Andrew Rossiter decided it was time to leave London after a surging tide of regulation, sovereign debt turmoil and banking scandals rocked Europe's financial capital.
With 19 years of experience under his belt, Mr Rossiter swapped his job at Barclays Capital, the former name of the investment banking arm of the financial institution, for a new position as the chief technology officer at ADS Securities, a young financial brokerage in Abu Dhabi.
A few weeks into his new role, Mr Rossiter has no regrets about moving to the UAE capital.
"The biggest factor when you're investing money and deciding where to move is stability," says Mr Rossiter. "London used to be a stable environment to live and work but there are political, financial and social reasons why it isn't any more.
"Abu Dhabi offers stability and I was very impressed with the ambition of the emirate and the long-term plan of the people I talked to here," he adds.
Mr Rossiter is one of a growing wave of bankers looking to escape the troubled European financial services industry for the UAE's more appealing shores. As well as strong demand from Britain, recruitment consultants estimate a 50 per cent rise in inquiries from candidates within the euro zone in the past year.
Sunshine, tax-free salaries and the chance to jump up the career ladder more quickly mean the Emirates has long been an attractive port of call for bankers from the West. But recently there have been other reasons spurring people to move here.
Fall-out from the controversy surrounding the London interbank offered rate (Libor) fixing scandal, together with US investigations into alleged money laundering by several banks, including HSBC and Standard Chartered, have left a bitter taste in the mouth of many bankers in London.
A backlash against the industry, both from authorities and the public, for its perceived role in the financial crisis in 2008 has added to their gloom. The euro-zone debt turmoil has also cast a giant shadow over Europe's banking system. Uncertainty linked to the problems has stunted earnings and caused job losses to spiral.
"We are seeing increasing demand from banking candidates in Europe wanting to relocate here and are putting that down to the euro-zone crisis and the fall-out from Libor," says Gareth El Mettouri, a senior manager with Robert Half UAE, a recruitment company.
"Some are unemployed and others have seen their colleagues lose their jobs and are wanting to leave on their own terms while the Middle East is an attractive option for them."
In comparison to Europe, the outlook is rosier for financial services in the Emirates. Bolstered by generally healthy second-quarter earnings, a number of local lenders and other financial firms such as Abu Dhabi Commercial Bank, First Gulf Bank and National Bank of Abu Dhabi are either actively hiring or gearing up to recruit.

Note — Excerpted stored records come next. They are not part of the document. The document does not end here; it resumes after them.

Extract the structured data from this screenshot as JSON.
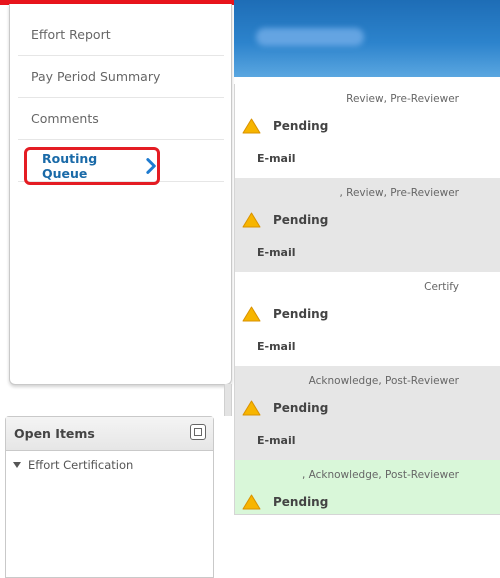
{
  "nav": {
    "items": [
      {
        "label": "Effort Report"
      },
      {
        "label": "Pay Period Summary"
      },
      {
        "label": "Comments"
      }
    ],
    "active_label": "Routing Queue"
  },
  "open_items": {
    "title": "Open Items",
    "tree_item": "Effort Certification"
  },
  "queue": {
    "rows": [
      {
        "role": "Review, Pre-Reviewer",
        "status": "Pending",
        "email": "E-mail",
        "bg": "#ffffff"
      },
      {
        "role": ", Review, Pre-Reviewer",
        "status": "Pending",
        "email": "E-mail",
        "bg": "#e6e6e6"
      },
      {
        "role": "Certify",
        "status": "Pending",
        "email": "E-mail",
        "bg": "#ffffff"
      },
      {
        "role": "Acknowledge, Post-Reviewer",
        "status": "Pending",
        "email": "E-mail",
        "bg": "#e6e6e6"
      },
      {
        "role": ", Acknowledge, Post-Reviewer",
        "status": "Pending",
        "email": "",
        "bg": "#d9f7d9"
      }
    ]
  },
  "colors": {
    "accent_red": "#e41c23",
    "link_blue": "#1a6aa8",
    "warning": "#f7b500"
  },
  "icons": {
    "routing_arrow": "chevron-right-icon",
    "status": "warning-triangle-icon",
    "open_items_toggle": "maximize-icon",
    "tree": "caret-down-icon"
  }
}
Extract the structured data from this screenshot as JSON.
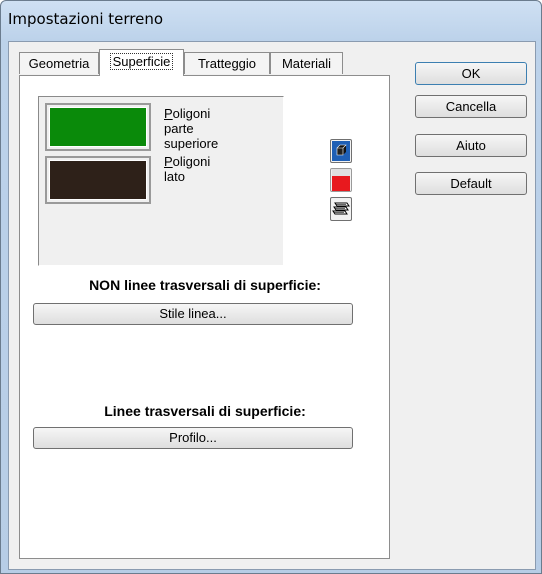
{
  "window": {
    "title": "Impostazioni terreno"
  },
  "tabs": [
    {
      "label": "Geometria",
      "active": false
    },
    {
      "label": "Superficie",
      "active": true
    },
    {
      "label": "Tratteggio",
      "active": false
    },
    {
      "label": "Materiali",
      "active": false
    }
  ],
  "surface": {
    "top_swatch": {
      "color": "#0a8a0a",
      "label_mnemonic": "P",
      "label_rest": "oligoni",
      "label_line2": "parte",
      "label_line3": "superiore"
    },
    "side_swatch": {
      "color": "#2e2119",
      "label_mnemonic": "P",
      "label_rest": "oligoni",
      "label_line2": "lato"
    },
    "side_buttons": [
      {
        "icon": "cube-solid-icon",
        "color": "#1f5fb5"
      },
      {
        "icon": "red-fill-icon",
        "color": "#e8191e"
      },
      {
        "icon": "layers-icon",
        "color": "#000000"
      }
    ]
  },
  "non_lines": {
    "title": "NON linee trasversali di superficie:",
    "button": "Stile linea..."
  },
  "lines": {
    "title": "Linee trasversali di superficie:",
    "button": "Profilo..."
  },
  "dialog_buttons": {
    "ok": "OK",
    "cancel": "Cancella",
    "help": "Aiuto",
    "default": "Default"
  }
}
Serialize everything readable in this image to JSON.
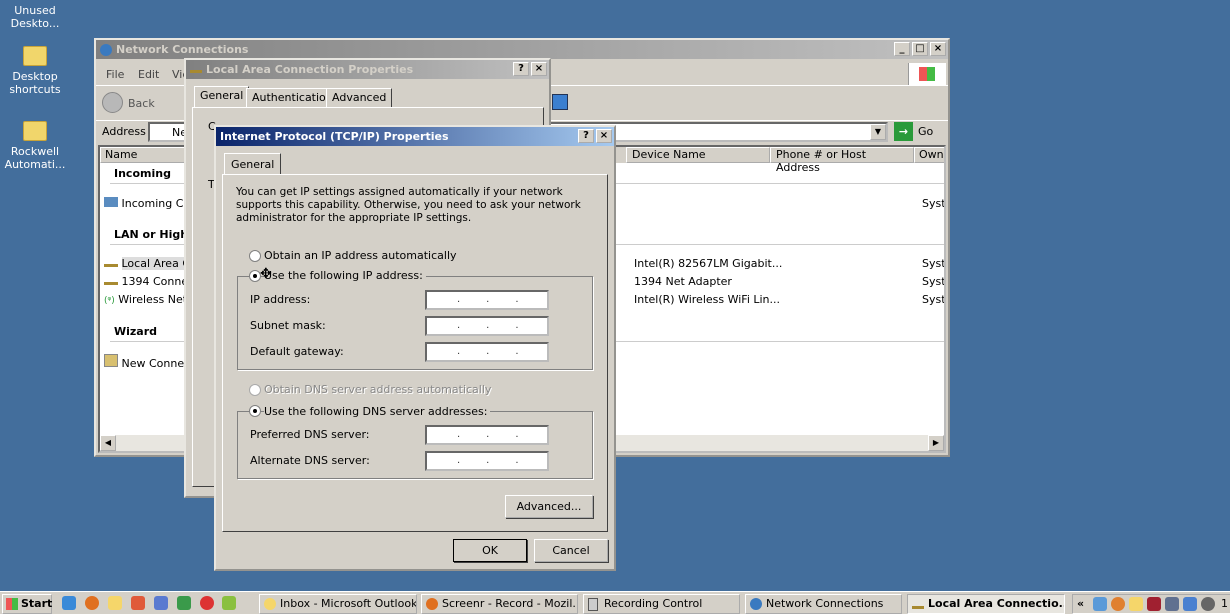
{
  "desktop": {
    "icons": [
      {
        "label": "Unused Deskto..."
      },
      {
        "label": "Desktop shortcuts"
      },
      {
        "label": "Rockwell Automati..."
      }
    ]
  },
  "netconn": {
    "title": "Network Connections",
    "menu": [
      "File",
      "Edit",
      "Vie"
    ],
    "back": "Back",
    "address_label": "Address",
    "address_value": "Net",
    "go": "Go",
    "columns": [
      "Name",
      "Device Name",
      "Phone # or Host Address",
      "Owne"
    ],
    "groups": [
      {
        "name": "Incoming"
      },
      {
        "name": "LAN or High-S"
      },
      {
        "name": "Wizard"
      }
    ],
    "rows": [
      {
        "name": "Incoming Con",
        "device": "",
        "owner": "Syste"
      },
      {
        "name": "Local Area Co",
        "device": "Intel(R) 82567LM Gigabit...",
        "owner": "Syste"
      },
      {
        "name": "1394 Connec",
        "device": "1394 Net Adapter",
        "owner": "Syste"
      },
      {
        "name": "Wireless Netw",
        "device": "Intel(R) Wireless WiFi Lin...",
        "owner": "Syste"
      },
      {
        "name": "New Connect",
        "device": "",
        "owner": ""
      }
    ]
  },
  "lacprops": {
    "title": "Local Area Connection Properties",
    "tabs": [
      "General",
      "Authentication",
      "Advanced"
    ],
    "c_label": "C",
    "t_label": "T"
  },
  "tcpip": {
    "title": "Internet Protocol (TCP/IP) Properties",
    "tab": "General",
    "description": "You can get IP settings assigned automatically if your network supports this capability. Otherwise, you need to ask your network administrator for the appropriate IP settings.",
    "obtain_ip": "Obtain an IP address automatically",
    "use_ip": "Use the following IP address:",
    "ip_label": "IP address:",
    "subnet_label": "Subnet mask:",
    "gateway_label": "Default gateway:",
    "obtain_dns": "Obtain DNS server address automatically",
    "use_dns": "Use the following DNS server addresses:",
    "pref_dns_label": "Preferred DNS server:",
    "alt_dns_label": "Alternate DNS server:",
    "ip_value": "...",
    "subnet_value": "...",
    "gateway_value": "...",
    "pref_dns_value": "...",
    "alt_dns_value": "...",
    "advanced": "Advanced...",
    "ok": "OK",
    "cancel": "Cancel"
  },
  "taskbar": {
    "start": "Start",
    "tasks": [
      "Inbox - Microsoft Outlook",
      "Screenr - Record - Mozil...",
      "Recording Control",
      "Network Connections",
      "Local Area Connectio..."
    ],
    "tray_chevron": "«",
    "clock": "1"
  }
}
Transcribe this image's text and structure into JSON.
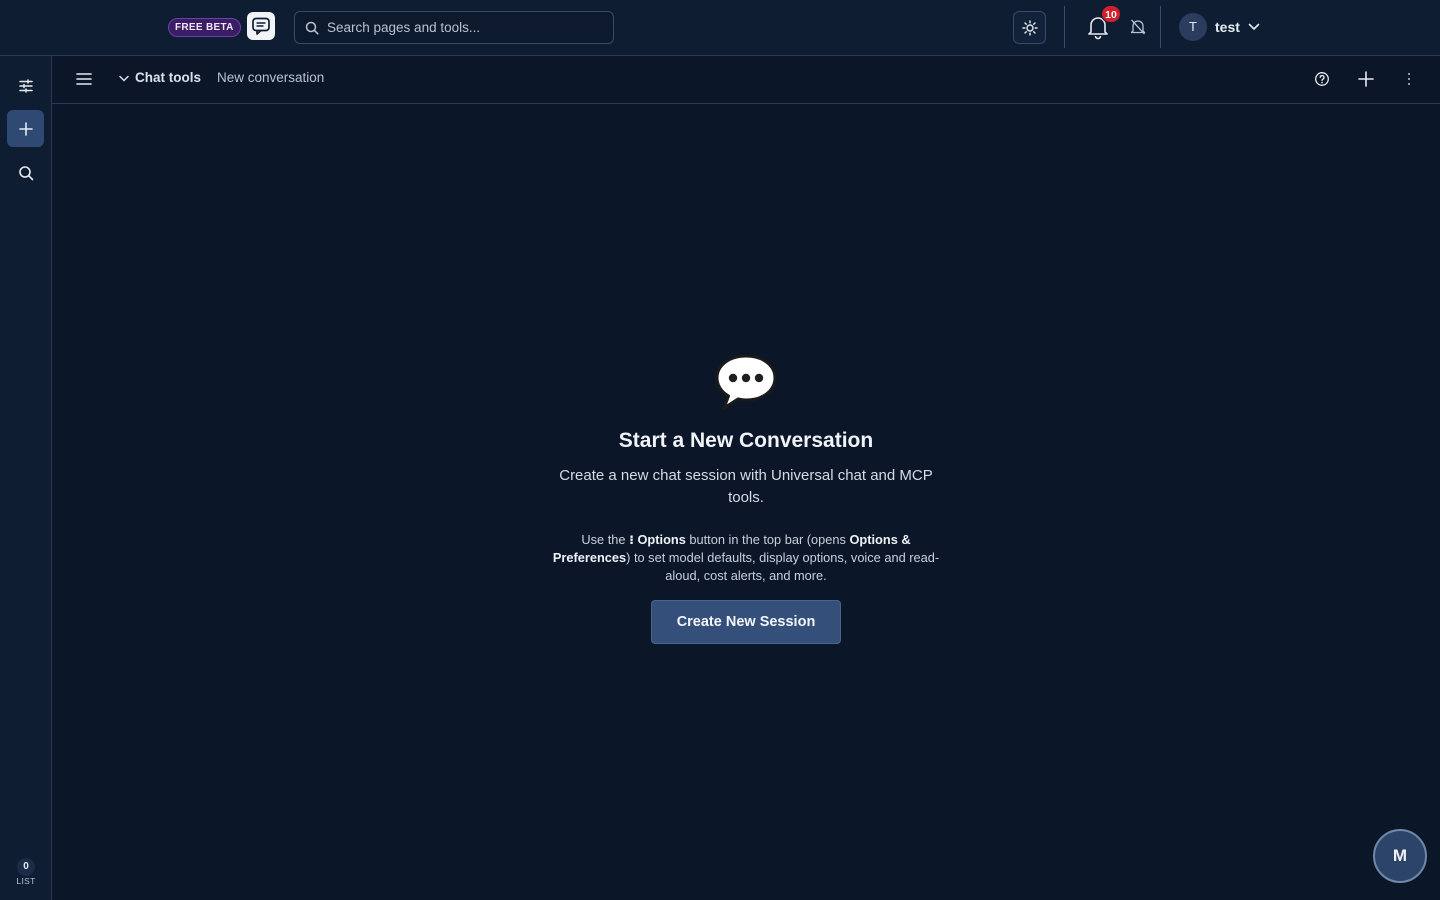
{
  "header": {
    "beta_label": "FREE BETA",
    "search_placeholder": "Search pages and tools...",
    "notification_count": "10",
    "user_initial": "T",
    "user_name": "test"
  },
  "rail": {
    "list_count": "0",
    "list_label": "LIST"
  },
  "subheader": {
    "breadcrumb_main": "Chat tools",
    "breadcrumb_sub": "New conversation"
  },
  "empty_state": {
    "title": "Start a New Conversation",
    "description": "Create a new chat session with Universal chat and MCP tools.",
    "hint_prefix": "Use the ",
    "hint_options": "⁝ Options",
    "hint_mid": " button in the top bar (opens ",
    "hint_prefs": "Options & Preferences",
    "hint_suffix": ") to set model defaults, display options, voice and read-aloud, cost alerts, and more.",
    "button_label": "Create New Session"
  },
  "fab_label": "M",
  "colors": {
    "background": "#0b1628",
    "panel": "#0f1d33",
    "accent_button": "#34507a",
    "badge_red": "#d21f2c",
    "beta_purple": "#3b1d63"
  }
}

The trend is in contrast with some international banks that have scaled back their presence in the region in the past year to help shore up their domestic businesses.
But job hunters from Europe still face challengers here. With mergers and acquisitions and private equity deals still thin on the ground, opportunities within investment banking are limited. Activity is stronger within retail. But competition is tough.
"The preference is to take Arabic speakers or those people with local experience in retail markets. Among houses dealing with difficult products [such as foreign exchange trading] there's room as they like people with skills and training," says Jason Grundy, the director of financial services at Michael Page International, a recruitment company.
ADS Securities, Mr Rossiter's employer, is among those recruiting. It has already taken on a number of staff including several from euro-zone nations. It is still looking to fill positions within senior investment banking and foreign exchange trading.
"We are talking to people in tier one banks in Europe, both employed and unemployed, who are considering moving here," says Wallis Barnett, a recruitment manager at ADS Securities.
"The UK has always had a close relationship with the UAE but there's a lot more openness now from the US, despite the tax situation, and interest from people in the euro zone like Greece, Italy and France who would traditionally move to London but are now looking here."
Risk management is one of the areas in which many banks are keen to beef up their manpower. Most are putting in safeguards to avoid a repeat of losses linked to the global financial crisis as well as in response to more stringent Central Bank rules relating to everything from capital adequacy to exposure to government-linked companies.
"Banks are especially keen to ramp up their risk business and those in Europe understand the approach to Basel III," says Mr Mettouri.
In addition to European bankers, more inquiries are also coming in from the US, says Jennifer Campori, the managing director for the Middle East and Europe at the recruitment firm Charterhouse Partnership in Dubai. "Europe is slow and the US is pretty much at a standstill before the elections in November so people are more inclined to come here," she says.
With uncertainties in Europe and the US unlikely to lift in the near future, the banking industry in the Emirates could tempt more expats.
As Mr Rossiter settles into his new life in Abu Dhabi, he is already receiving emails from former colleagues interested in making a similar move.
"Quite a few are making noises about coming here," he says with a smile.
"I don't think they would have contemplated that kind of move a year or two ago."